THE PROBLEM: Scan the data below for lines holding the word "label", and copy each line found.

INPUT MATERIAL:

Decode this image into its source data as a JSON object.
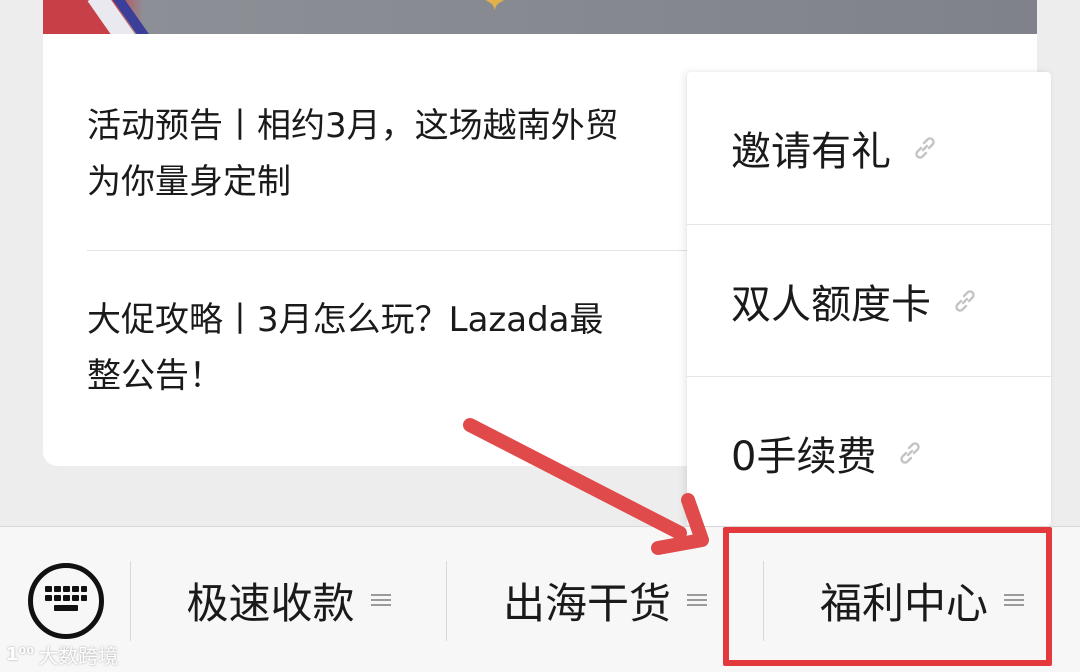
{
  "articles": [
    {
      "line1": "活动预告丨相约3月，这场越南外贸",
      "line2": "为你量身定制"
    },
    {
      "line1": "大促攻略丨3月怎么玩？Lazada最",
      "line2": "整公告！"
    }
  ],
  "popup": {
    "items": [
      {
        "label": "邀请有礼",
        "icon": "link-icon"
      },
      {
        "label": "双人额度卡",
        "icon": "link-icon"
      },
      {
        "label": "0手续费",
        "icon": "link-icon"
      }
    ]
  },
  "menubar": {
    "keyboard_icon": "keyboard-icon",
    "items": [
      {
        "label": "极速收款",
        "icon": "menu-lines-icon"
      },
      {
        "label": "出海干货",
        "icon": "menu-lines-icon"
      },
      {
        "label": "福利中心",
        "icon": "menu-lines-icon"
      }
    ]
  },
  "watermark": {
    "logo": "1⁰⁰",
    "text": "大数跨境"
  },
  "colors": {
    "highlight": "#e3383c",
    "arrow": "#e14a4a",
    "background": "#ededed",
    "card": "#ffffff"
  }
}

ANSWER BOX:
        "label": "邀请有礼",
        "label": "双人额度卡",
        "label": "0手续费",
        "label": "极速收款",
        "label": "出海干货",
        "label": "福利中心",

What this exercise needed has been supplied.